10.5.4 Improvements in the 2002 inventory

In the 2004 submission for the 2002 inventory, the focus was to provide a complete series of common reporting format tables for 1990–2002. Other improvements included:

  • The development of a preliminary QA/QC plan and the trial of Tier 1 QC checksheets.

  • The trial of a Tier 3 questionnaire to calculate emissions of SF6 from electrical equipment.

  • Reporting N2O use in anaesthesia for the solvent sector.

  • Reporting CH4 from methanol production back to 1997.

  • Increasing explanatory text in the National Inventory Report to help understanding of the methodologies and address questions raised by the UNFCCC expert review teams, especially in the energy and industrial processes sector.

10.5.5 Improvements in the 2001 inventory
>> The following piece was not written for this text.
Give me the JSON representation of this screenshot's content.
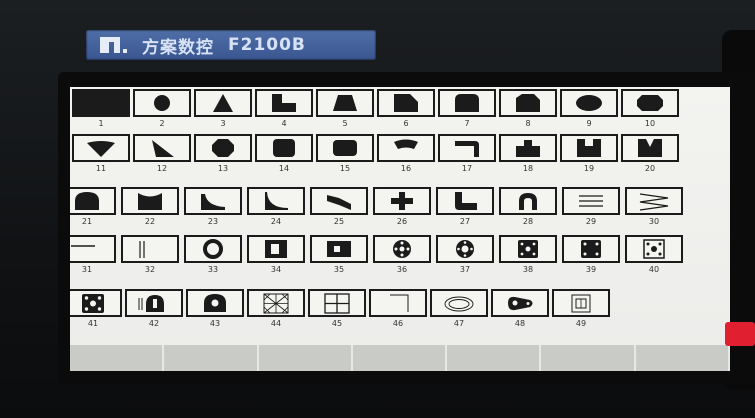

In the 2003 submission, the methodology used to estimate CH4 emissions from ruminants was upgraded from Tier 1 to a Tier 2 approach consistent with good practice.

As part of the ongoing improvement to estimates of N2O from agricultural sources, a complete recalculation of the time-series was carried out using revised emission factors from IPCC (2000), some revised country-specific emission factors and new annual nitrogen excretion rates for the most significant animal classes.

10.5.6 Improvements in the 2000 inventory and prior inventories

In the 2002 submission for the year 2000, emissions from solid waste disposal were upgraded to Tier 2 and emissions from small sources previously unreported (lime and dolomite) were included. In the 2001 submission for the year 1999, estimates of emissions of the fluorinated gases (HFCs, PFCs and SF6) were upgraded to Tier 2 methodology (IPCC, 2000).